Five good reasons to dine al fresco in May
Updates on a once-in-a-lifetime planetary alignment, as the sun graciously drops out of view.
Plan on eating dinner early the first two weeks in May (or eating outside if you dine late). Then, just after sunset, take advantage of a once-in-a-lifetime naked-eye view of a gathering that began in mid-April of Mercury, Venus, Mars, Saturn, and Jupiter.
Looking west, all but Jupiter will sit in a cluster, visually moving closer in a tight (astronomically speaking) circle some 10 degrees across. (Ten degrees is about the width of your fist held at arm's length.) Jupiter will be the second brightest object, after Venus, some 30 degrees above the main cluster. A good pair of binoculars and a clear night will show four moons serenely orbiting the giant gas ball.
Such visible planetary proximity won't occur again in the Northern hemisphere until 2040. The planets will gather before then, but the sun will be along as well, blocking any view.

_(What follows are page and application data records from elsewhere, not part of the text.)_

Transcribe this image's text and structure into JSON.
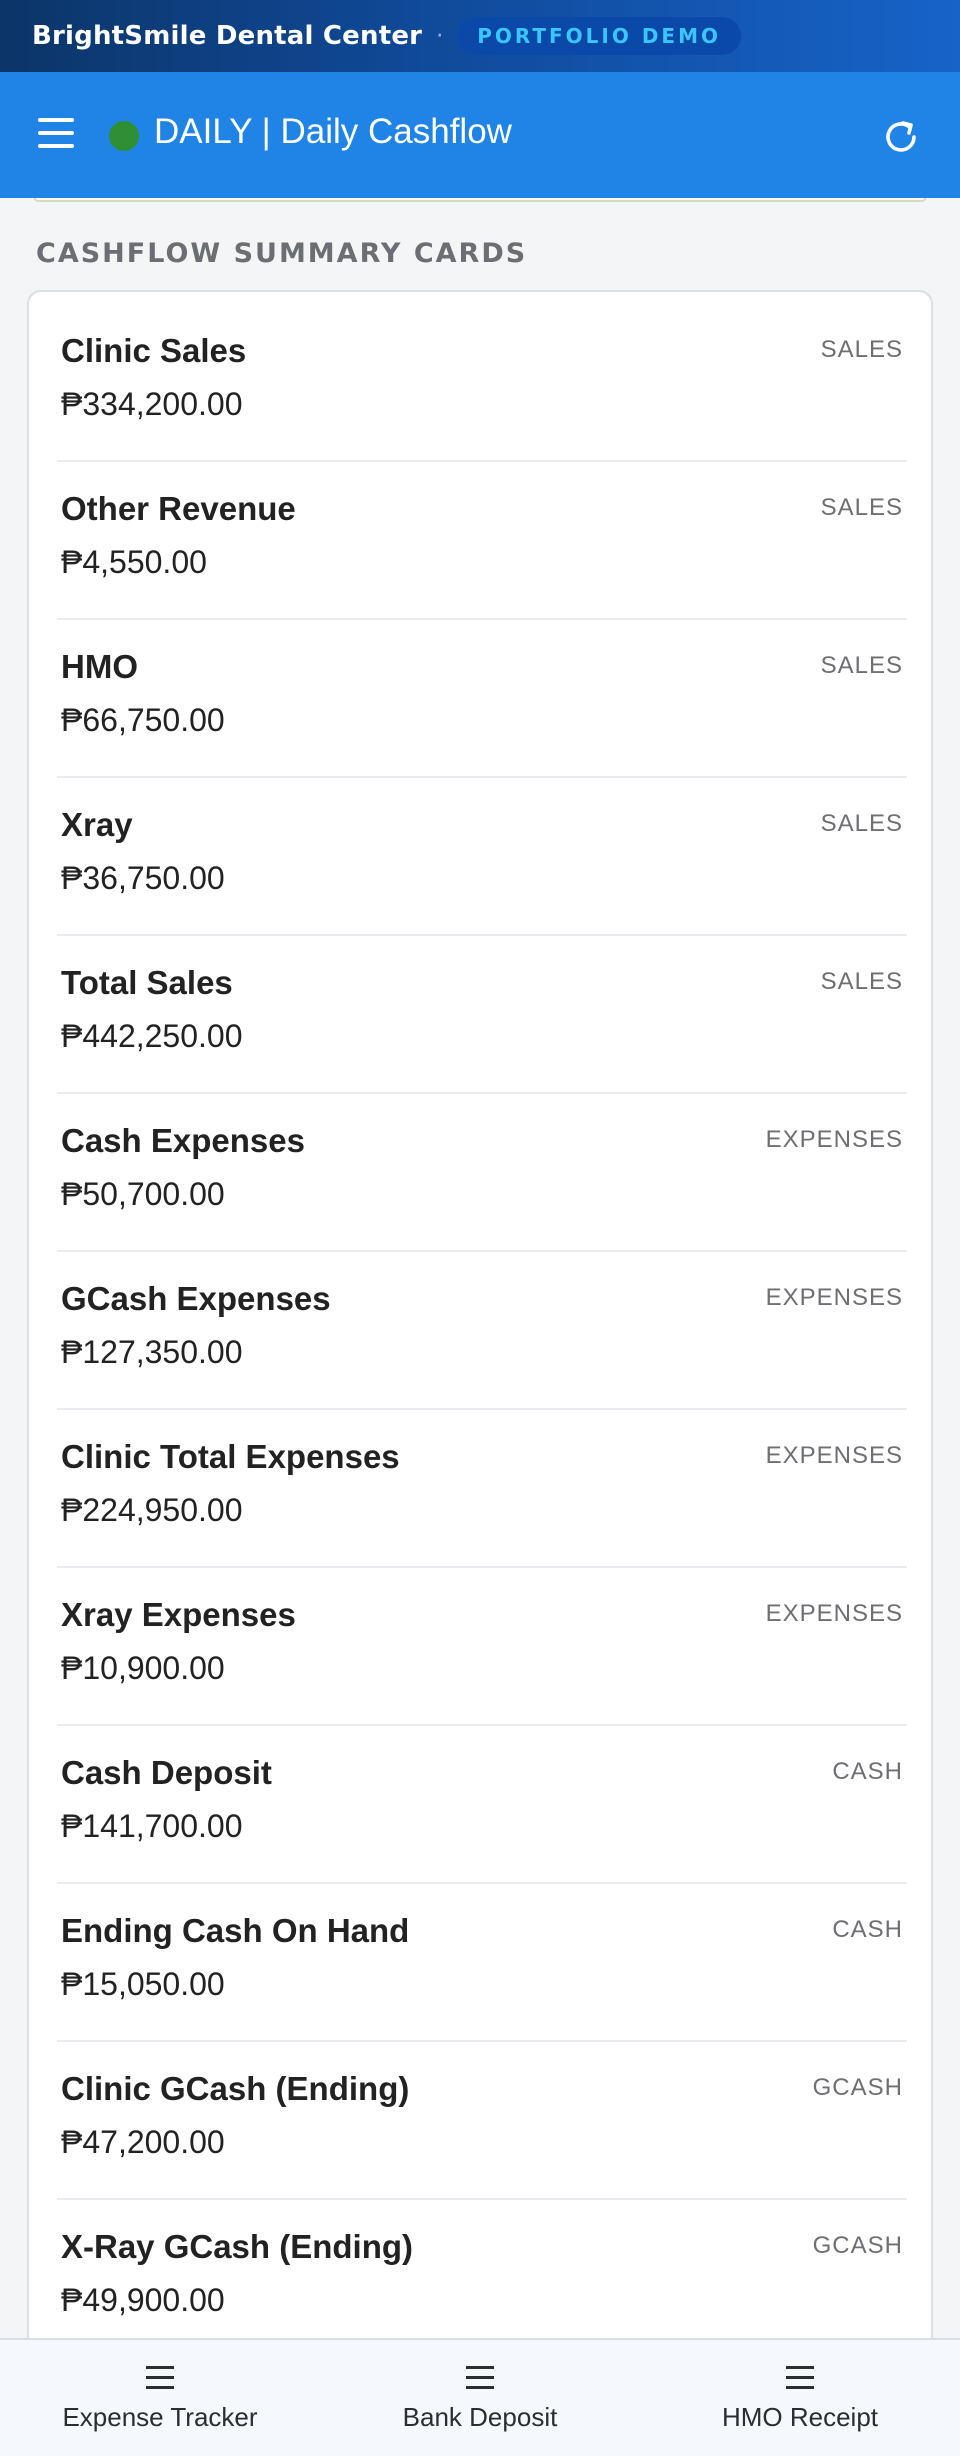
{
  "brand": {
    "name": "BrightSmile Dental Center",
    "separator": "·",
    "badge": "PORTFOLIO DEMO"
  },
  "header": {
    "title": "DAILY | Daily Cashflow",
    "status_color": "#2f8f34",
    "menu_icon": "hamburger-menu-icon",
    "refresh_icon": "refresh-icon"
  },
  "section": {
    "title": "CASHFLOW SUMMARY CARDS"
  },
  "cards": [
    {
      "label": "Clinic Sales",
      "value": "₱334,200.00",
      "tag": "SALES"
    },
    {
      "label": "Other Revenue",
      "value": "₱4,550.00",
      "tag": "SALES"
    },
    {
      "label": "HMO",
      "value": "₱66,750.00",
      "tag": "SALES"
    },
    {
      "label": "Xray",
      "value": "₱36,750.00",
      "tag": "SALES"
    },
    {
      "label": "Total Sales",
      "value": "₱442,250.00",
      "tag": "SALES"
    },
    {
      "label": "Cash Expenses",
      "value": "₱50,700.00",
      "tag": "EXPENSES"
    },
    {
      "label": "GCash Expenses",
      "value": "₱127,350.00",
      "tag": "EXPENSES"
    },
    {
      "label": "Clinic Total Expenses",
      "value": "₱224,950.00",
      "tag": "EXPENSES"
    },
    {
      "label": "Xray Expenses",
      "value": "₱10,900.00",
      "tag": "EXPENSES"
    },
    {
      "label": "Cash Deposit",
      "value": "₱141,700.00",
      "tag": "CASH"
    },
    {
      "label": "Ending Cash On Hand",
      "value": "₱15,050.00",
      "tag": "CASH"
    },
    {
      "label": "Clinic GCash (Ending)",
      "value": "₱47,200.00",
      "tag": "GCASH"
    },
    {
      "label": "X-Ray GCash (Ending)",
      "value": "₱49,900.00",
      "tag": "GCASH"
    }
  ],
  "bottom_nav": [
    {
      "label": "Expense Tracker",
      "icon": "list-icon"
    },
    {
      "label": "Bank Deposit",
      "icon": "list-icon"
    },
    {
      "label": "HMO Receipt",
      "icon": "list-icon"
    }
  ]
}
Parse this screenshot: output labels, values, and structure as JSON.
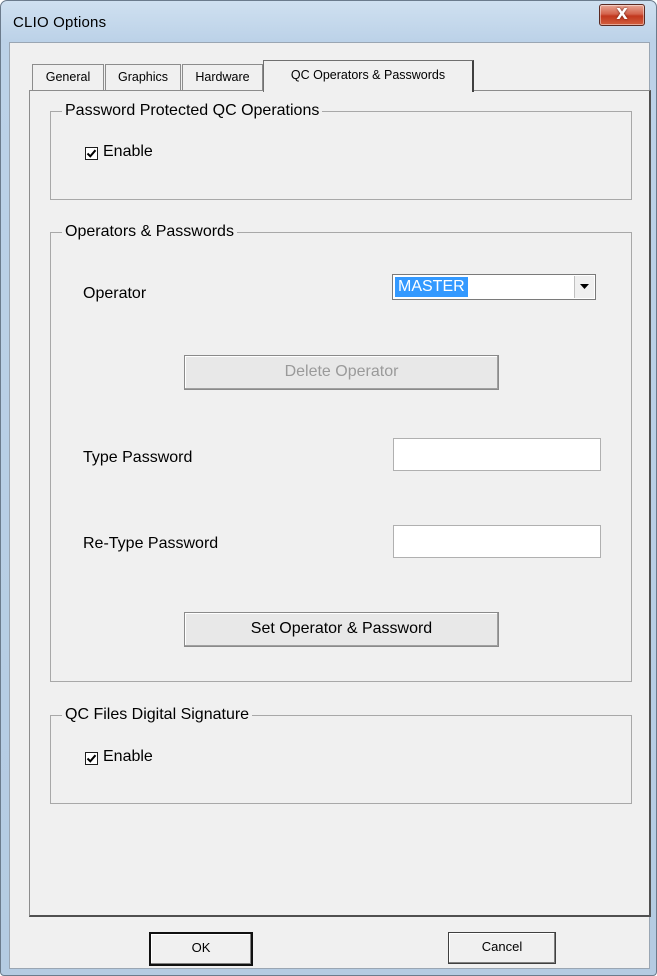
{
  "window": {
    "title": "CLIO Options",
    "close_glyph": "X"
  },
  "tabs": [
    {
      "label": "General",
      "active": false
    },
    {
      "label": "Graphics",
      "active": false
    },
    {
      "label": "Hardware",
      "active": false
    },
    {
      "label": "QC Operators & Passwords",
      "active": true
    }
  ],
  "password_protected": {
    "legend": "Password Protected QC Operations",
    "enable_label": "Enable",
    "enabled": true
  },
  "operators": {
    "legend": "Operators & Passwords",
    "operator_label": "Operator",
    "operator_value": "MASTER",
    "delete_button": "Delete Operator",
    "type_password_label": "Type Password",
    "type_password_value": "",
    "retype_password_label": "Re-Type Password",
    "retype_password_value": "",
    "set_button": "Set Operator & Password"
  },
  "digital_signature": {
    "legend": "QC Files Digital Signature",
    "enable_label": "Enable",
    "enabled": true
  },
  "footer": {
    "ok_label": "OK",
    "cancel_label": "Cancel"
  },
  "colors": {
    "selection": "#3399ff",
    "close_button": "#c2381e"
  }
}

This week and next our solar system's star has graciously "agreed" to drop below the horizon, setting the stage for the "great planet alignment."
On May 3, Mars and Saturn will lie a mere 2.5 degrees apart. May 4, Mercury will be at its greatest separation from the sun, allowing us to see the "messenger god" with the naked eye for the longest period of the year.
One hour after sunset on May 5, Mars, Saturn and Venus will form a triangle just 3 degrees on each side. May 10, Mars and Venus (the brightest light in the night heavens and about a 100 times as brighter as the muted dusty-red Mars) will be so close they'll almost touch, one-third degree apart, or the tip of a pinkie held at arm's length.
As a finale, on May 14, a sleek crescent moon, mostly dark, will slide within a visible degree from Venus, resplendent in the faint glow of "Earthshine," sunlight reflected from our planet back up on the moon. Consider: The five planets and earthlight on the moon means an observer on Earth can view astronomical events from the sun out to Saturn in one gaze. Awesome!
Giving galactic context to this nocturnal tableau is the red giant star Aldebaran. It will be visible about 8 degrees below and to the left of Venus and is the brightest star of the constellation Taurus. It forms the bull's right eye. From Earth, it looks as big as Mercury, yet it is 50 times the size of our sun. The star is 72 light- years away.
Our sun is a "mere" 8 light- minutes distant (1 light-year equals 6 trillion miles.)